Assistant Commissioner McCabe also said police were alerted on Tuesday to a suggestion the offender had breached his bail conditions.
“At this point in time we’re working with the family,” she said.
“As we speak now, the family are with us and we’re discussing those matters to identify whether there was in fact a breach.”
When asked what support the girl and her family had received, Assistant Commissioner McCabe said, as with all sensitive matters involving children, referrals had been provided to “a number of areas” to support the victim and family with “wraparound” services.
The girl self-harmed earlier this week, and her life support was turned off on Tuesday.
Communities Minister Simone McGurk said it was now a priority to find out what supports were in place for the girl and what went wrong.
“It will be my priority within the department to understand what they knew when, and what supports were in place,” she said.
“If the supports were not adequate, what more we can do?”
Health Minister Roger Cook said the Government was likely to review the handling of the case.
“My understanding is there was an element of counselling and some supports that were available, so we need to look at if that was appropriate,” he said.
A clear ‘systemic failure’: Opposition
Opposition health spokesman Zak Kirkup said the case showed systemic failures in WA.
“When we see the scale of Aboriginal youth suicide in Western Australia, it’s very clear there is a systemic failure in our state,” he said.
“I think something needs to be done very significantly as a response from the Government in relation to this.”
The government introduced the bill last September to impose mandatory minimum penalties for certain Commonwealth child sex offences and amend the Crimes Act to insert a presumption against bail for certain Commonwealth child sex offenders, among other changes.
The Labor Party platform opposes mandatory sentencing out of concern that judges have flexibility to impose sentences as they see fit, but this has left Labor exposed to Mr Dutton’s claims that the party was soft on perpetrators of crimes against children.
In a pragmatic decision, the Labor caucus voted unanimously on Tuesday morning to support the government bill even if it could not be amended to remove the mandatory sentencing provisions.

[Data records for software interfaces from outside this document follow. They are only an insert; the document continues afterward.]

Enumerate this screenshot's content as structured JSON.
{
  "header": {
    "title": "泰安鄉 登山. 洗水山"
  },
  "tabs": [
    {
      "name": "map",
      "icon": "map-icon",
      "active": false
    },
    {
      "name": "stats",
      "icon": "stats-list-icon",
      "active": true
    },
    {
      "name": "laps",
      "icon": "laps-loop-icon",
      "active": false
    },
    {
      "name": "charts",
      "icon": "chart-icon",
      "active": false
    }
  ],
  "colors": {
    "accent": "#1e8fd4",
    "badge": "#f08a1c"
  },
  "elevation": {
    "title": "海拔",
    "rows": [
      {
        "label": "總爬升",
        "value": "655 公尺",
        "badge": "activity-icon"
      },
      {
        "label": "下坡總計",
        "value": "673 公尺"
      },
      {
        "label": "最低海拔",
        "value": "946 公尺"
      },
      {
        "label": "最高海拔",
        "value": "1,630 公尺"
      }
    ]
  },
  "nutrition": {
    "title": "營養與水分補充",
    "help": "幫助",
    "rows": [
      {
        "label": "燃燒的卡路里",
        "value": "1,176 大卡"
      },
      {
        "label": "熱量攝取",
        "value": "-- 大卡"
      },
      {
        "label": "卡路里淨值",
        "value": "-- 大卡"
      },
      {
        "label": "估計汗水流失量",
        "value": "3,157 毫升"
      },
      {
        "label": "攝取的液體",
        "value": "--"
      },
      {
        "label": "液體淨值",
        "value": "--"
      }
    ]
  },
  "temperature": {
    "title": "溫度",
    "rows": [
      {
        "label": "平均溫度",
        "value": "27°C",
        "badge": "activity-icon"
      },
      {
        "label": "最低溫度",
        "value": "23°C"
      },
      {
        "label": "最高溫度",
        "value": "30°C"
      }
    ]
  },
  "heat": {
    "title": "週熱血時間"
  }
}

Labor legal affairs spokesman Mark Dreyfus told MPs they should not let the perfect be the enemy of the good and should not block the bill if it included mandatory sentences.
While a series of MPs spoke on the matter and emphasised the party platform and the independence of the judiciary, the caucus voted for the motion to back the bill.
Mr Dutton accused Labor of trying to stop the changes in the Senate on Monday night when Labor and others sought to amend the bill to remove the mandatory sentencing.
“We wanted to introduce minimum mandatory sentencing for paedophiles, and you opposed it. You opposed it,” Mr Dutton told Question Time.
Mr Dutton cited The Daily Telegraph to back his argument, but Labor denied his claims and accused him in turn of misleading Parliament.
“Claiming that members voted in a different way to how they did is dishonest,” said Labor workplace spokesman Tony Burke, the manager of Opposition business in the House of Representatives.
“The minister should withdraw and should not be allowed to continue with an answer that he knows is not true.”
The Crimes Legislation Amendment (Sexual Crimes Against Children and Community Protection Measures) Bill was amended in the Senate on Monday night but the government said it would reject those changes.
The government will insist the bill proceeds in its original form, including the mandatory sentencing provisions, and this will force Labor to decide whether to accept the bill on the government’s terms in the lower house.
Given the decision of the Labor caucus on Tuesday morning, the government can expect to pass the bill in its original form when it chooses to put it to the House.
David Crowe is chief political correspondent for The Sydney Morning Herald and The Age.